**About this exercise**
Your answer should be a number only: the count of lines in the following entries that contain "true".

Items from a data source:
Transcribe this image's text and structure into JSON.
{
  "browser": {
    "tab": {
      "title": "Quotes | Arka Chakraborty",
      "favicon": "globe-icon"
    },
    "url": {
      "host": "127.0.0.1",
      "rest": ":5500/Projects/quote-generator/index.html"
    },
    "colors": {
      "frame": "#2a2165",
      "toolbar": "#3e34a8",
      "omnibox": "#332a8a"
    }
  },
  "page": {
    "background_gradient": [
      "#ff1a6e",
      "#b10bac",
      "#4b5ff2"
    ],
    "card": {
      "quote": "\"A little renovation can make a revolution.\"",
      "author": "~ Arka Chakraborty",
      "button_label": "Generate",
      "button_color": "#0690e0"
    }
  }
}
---
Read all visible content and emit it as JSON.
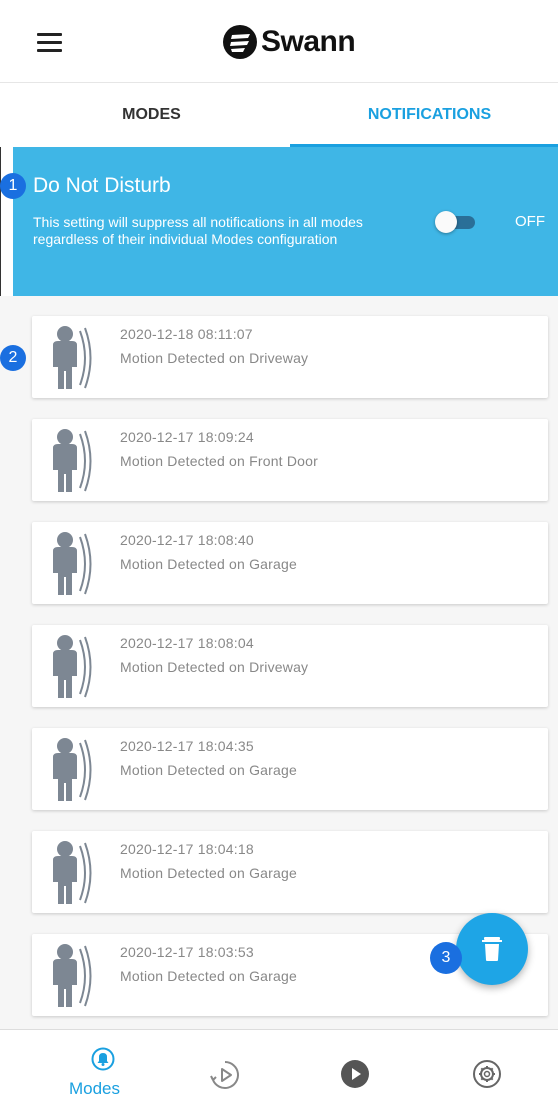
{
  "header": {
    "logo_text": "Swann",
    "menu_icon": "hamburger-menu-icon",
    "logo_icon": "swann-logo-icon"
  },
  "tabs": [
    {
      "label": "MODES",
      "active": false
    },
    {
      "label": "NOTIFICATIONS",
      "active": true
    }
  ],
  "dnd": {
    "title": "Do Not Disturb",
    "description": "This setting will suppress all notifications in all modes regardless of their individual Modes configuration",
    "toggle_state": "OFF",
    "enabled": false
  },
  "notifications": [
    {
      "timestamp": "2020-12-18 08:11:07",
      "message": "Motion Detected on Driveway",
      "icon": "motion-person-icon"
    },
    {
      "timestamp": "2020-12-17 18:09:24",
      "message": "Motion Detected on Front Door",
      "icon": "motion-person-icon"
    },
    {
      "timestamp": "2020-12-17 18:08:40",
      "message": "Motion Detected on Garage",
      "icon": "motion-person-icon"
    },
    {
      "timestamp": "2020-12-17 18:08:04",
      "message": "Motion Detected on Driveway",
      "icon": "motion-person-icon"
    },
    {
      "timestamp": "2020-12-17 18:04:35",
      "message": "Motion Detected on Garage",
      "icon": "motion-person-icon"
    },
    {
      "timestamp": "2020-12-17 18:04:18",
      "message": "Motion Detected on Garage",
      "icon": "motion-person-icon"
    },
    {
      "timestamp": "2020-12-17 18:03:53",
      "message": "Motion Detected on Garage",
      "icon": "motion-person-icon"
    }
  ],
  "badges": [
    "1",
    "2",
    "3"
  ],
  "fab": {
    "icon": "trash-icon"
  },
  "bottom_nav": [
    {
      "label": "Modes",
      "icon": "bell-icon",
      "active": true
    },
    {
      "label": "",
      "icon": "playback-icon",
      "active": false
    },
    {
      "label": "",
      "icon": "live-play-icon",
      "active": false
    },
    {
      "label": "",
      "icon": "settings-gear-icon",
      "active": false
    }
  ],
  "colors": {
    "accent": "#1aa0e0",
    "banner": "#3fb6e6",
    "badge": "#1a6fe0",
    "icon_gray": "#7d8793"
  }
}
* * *
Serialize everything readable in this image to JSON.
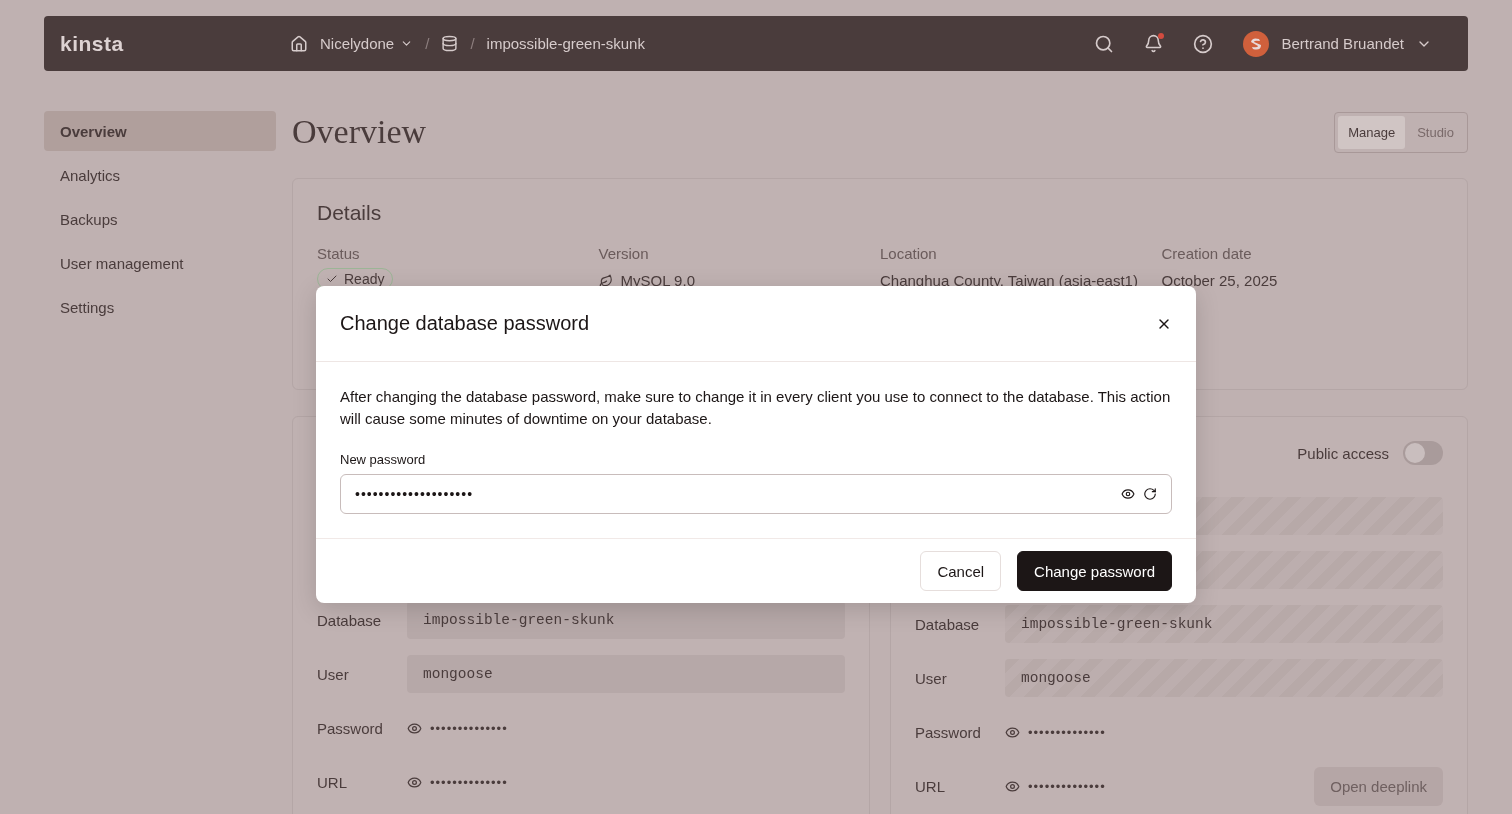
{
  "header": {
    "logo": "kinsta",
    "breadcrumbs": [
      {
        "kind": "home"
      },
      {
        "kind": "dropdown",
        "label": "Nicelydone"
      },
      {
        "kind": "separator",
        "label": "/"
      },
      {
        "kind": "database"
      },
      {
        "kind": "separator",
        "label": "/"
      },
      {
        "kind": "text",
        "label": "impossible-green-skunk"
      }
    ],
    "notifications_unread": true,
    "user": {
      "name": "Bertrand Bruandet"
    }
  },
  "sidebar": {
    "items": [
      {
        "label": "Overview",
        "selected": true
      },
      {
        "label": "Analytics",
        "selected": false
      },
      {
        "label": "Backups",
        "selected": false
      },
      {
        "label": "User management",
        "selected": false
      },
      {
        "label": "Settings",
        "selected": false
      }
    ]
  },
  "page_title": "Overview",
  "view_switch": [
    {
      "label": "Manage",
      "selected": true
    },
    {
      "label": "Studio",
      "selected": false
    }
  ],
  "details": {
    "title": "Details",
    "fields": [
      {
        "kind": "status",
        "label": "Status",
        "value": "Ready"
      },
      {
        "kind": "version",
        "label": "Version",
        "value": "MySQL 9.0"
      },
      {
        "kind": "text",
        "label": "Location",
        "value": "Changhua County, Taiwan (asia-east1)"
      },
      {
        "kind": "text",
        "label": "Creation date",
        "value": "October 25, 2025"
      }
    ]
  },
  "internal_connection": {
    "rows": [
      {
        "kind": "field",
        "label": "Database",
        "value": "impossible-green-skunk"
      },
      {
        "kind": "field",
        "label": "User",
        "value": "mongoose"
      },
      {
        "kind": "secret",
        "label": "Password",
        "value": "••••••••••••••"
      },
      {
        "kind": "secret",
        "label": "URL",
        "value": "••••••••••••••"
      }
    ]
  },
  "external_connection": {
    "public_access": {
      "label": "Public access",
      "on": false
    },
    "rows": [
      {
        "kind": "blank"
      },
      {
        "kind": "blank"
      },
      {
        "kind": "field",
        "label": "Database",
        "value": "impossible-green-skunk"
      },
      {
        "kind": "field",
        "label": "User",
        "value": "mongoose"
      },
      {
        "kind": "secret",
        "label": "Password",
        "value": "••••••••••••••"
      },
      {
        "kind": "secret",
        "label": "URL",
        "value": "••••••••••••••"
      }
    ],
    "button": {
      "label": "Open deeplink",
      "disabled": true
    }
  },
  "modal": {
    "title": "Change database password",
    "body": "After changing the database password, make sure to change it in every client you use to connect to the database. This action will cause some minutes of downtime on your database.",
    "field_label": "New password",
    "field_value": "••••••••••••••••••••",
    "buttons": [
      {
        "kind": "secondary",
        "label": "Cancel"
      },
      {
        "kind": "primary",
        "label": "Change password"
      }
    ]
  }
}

**The completed task**
6